__Task input__.

┄┄┄┄┄┄┄┄┄┄

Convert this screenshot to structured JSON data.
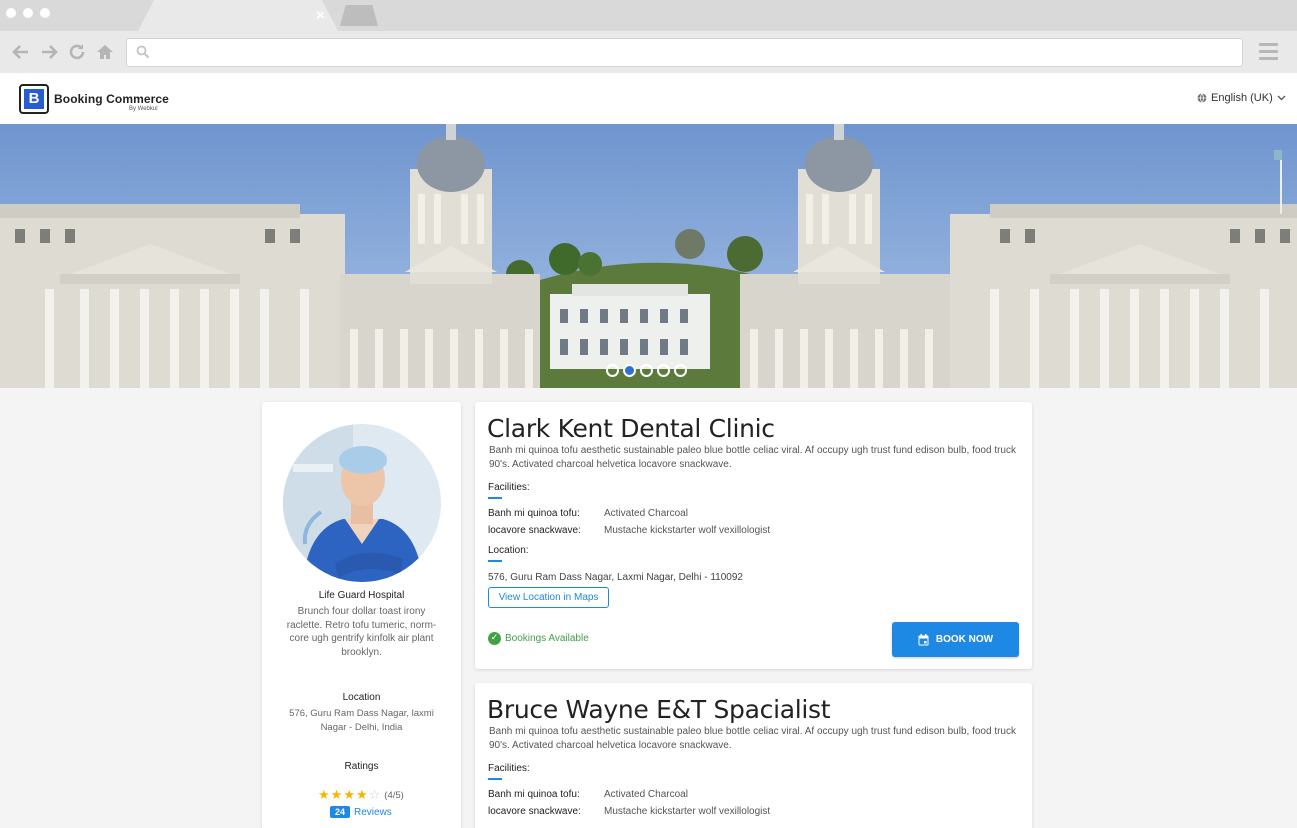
{
  "browser": {
    "tab_close": "×",
    "address_value": "",
    "address_placeholder": ""
  },
  "header": {
    "logo_letter": "B",
    "brand_name": "Booking Commerce",
    "brand_sub": "By Webkul",
    "language": "English (UK)"
  },
  "hero": {
    "slides": 5,
    "active_slide": 2
  },
  "sidebar": {
    "name": "Life Guard Hospital",
    "description": "Brunch four dollar toast irony raclette. Retro tofu tumeric, norm-core ugh gentrify kinfolk air plant brooklyn.",
    "location_label": "Location",
    "location": "576, Guru Ram Dass Nagar, laxmi Nagar - Delhi, India",
    "ratings_label": "Ratings",
    "rating_value": 4,
    "rating_max": 5,
    "rating_text": "(4/5)",
    "reviews_count": "24",
    "reviews_label": "Reviews"
  },
  "listings": [
    {
      "title": "Clark Kent Dental Clinic",
      "description": "Banh mi quinoa tofu aesthetic sustainable paleo blue bottle celiac viral. Af occupy ugh trust fund edison bulb, food truck 90's. Activated charcoal helvetica locavore snackwave.",
      "facilities_label": "Facilities:",
      "facilities": [
        {
          "key": "Banh mi quinoa tofu:",
          "value": "Activated Charcoal"
        },
        {
          "key": "locavore snackwave:",
          "value": "Mustache kickstarter wolf vexillologist"
        }
      ],
      "location_label": "Location:",
      "address": "576, Guru Ram Dass Nagar, Laxmi Nagar, Delhi - 110092",
      "maps_label": "View Location in Maps",
      "availability": "Bookings Available",
      "book_label": "BOOK NOW"
    },
    {
      "title": "Bruce Wayne E&T Spacialist",
      "description": "Banh mi quinoa tofu aesthetic sustainable paleo blue bottle celiac viral. Af occupy ugh trust fund edison bulb, food truck 90's. Activated charcoal helvetica locavore snackwave.",
      "facilities_label": "Facilities:",
      "facilities": [
        {
          "key": "Banh mi quinoa tofu:",
          "value": "Activated Charcoal"
        },
        {
          "key": "locavore snackwave:",
          "value": "Mustache kickstarter wolf vexillologist"
        }
      ]
    }
  ],
  "colors": {
    "accent": "#1e88e5",
    "success": "#43a047",
    "star": "#f7b500",
    "logo": "#2a5bd7"
  },
  "icons": {
    "back": "back-arrow-icon",
    "forward": "forward-arrow-icon",
    "reload": "reload-icon",
    "home": "home-icon",
    "search": "search-icon",
    "menu": "hamburger-menu-icon",
    "globe": "globe-icon",
    "calendar": "calendar-icon",
    "check": "check-circle-icon"
  }
}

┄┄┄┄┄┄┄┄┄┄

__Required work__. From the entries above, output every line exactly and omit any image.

__Written response__.
Convert this screenshot to structured JSON data.
{
  "browser": {
    "tab_close": "×",
    "address_value": "",
    "address_placeholder": ""
  },
  "header": {
    "logo_letter": "B",
    "brand_name": "Booking Commerce",
    "brand_sub": "By Webkul",
    "language": "English (UK)"
  },
  "hero": {
    "slides": 5,
    "active_slide": 2
  },
  "sidebar": {
    "name": "Life Guard Hospital",
    "description": "Brunch four dollar toast irony raclette. Retro tofu tumeric, norm-core ugh gentrify kinfolk air plant brooklyn.",
    "location_label": "Location",
    "location": "576, Guru Ram Dass Nagar, laxmi Nagar - Delhi, India",
    "ratings_label": "Ratings",
    "rating_value": 4,
    "rating_max": 5,
    "rating_text": "(4/5)",
    "reviews_count": "24",
    "reviews_label": "Reviews"
  },
  "listings": [
    {
      "title": "Clark Kent Dental Clinic",
      "description": "Banh mi quinoa tofu aesthetic sustainable paleo blue bottle celiac viral. Af occupy ugh trust fund edison bulb, food truck 90's. Activated charcoal helvetica locavore snackwave.",
      "facilities_label": "Facilities:",
      "facilities": [
        {
          "key": "Banh mi quinoa tofu:",
          "value": "Activated Charcoal"
        },
        {
          "key": "locavore snackwave:",
          "value": "Mustache kickstarter wolf vexillologist"
        }
      ],
      "location_label": "Location:",
      "address": "576, Guru Ram Dass Nagar, Laxmi Nagar, Delhi - 110092",
      "maps_label": "View Location in Maps",
      "availability": "Bookings Available",
      "book_label": "BOOK NOW"
    },
    {
      "title": "Bruce Wayne E&T Spacialist",
      "description": "Banh mi quinoa tofu aesthetic sustainable paleo blue bottle celiac viral. Af occupy ugh trust fund edison bulb, food truck 90's. Activated charcoal helvetica locavore snackwave.",
      "facilities_label": "Facilities:",
      "facilities": [
        {
          "key": "Banh mi quinoa tofu:",
          "value": "Activated Charcoal"
        },
        {
          "key": "locavore snackwave:",
          "value": "Mustache kickstarter wolf vexillologist"
        }
      ]
    }
  ],
  "colors": {
    "accent": "#1e88e5",
    "success": "#43a047",
    "star": "#f7b500",
    "logo": "#2a5bd7"
  },
  "icons": {
    "back": "back-arrow-icon",
    "forward": "forward-arrow-icon",
    "reload": "reload-icon",
    "home": "home-icon",
    "search": "search-icon",
    "menu": "hamburger-menu-icon",
    "globe": "globe-icon",
    "calendar": "calendar-icon",
    "check": "check-circle-icon"
  }
}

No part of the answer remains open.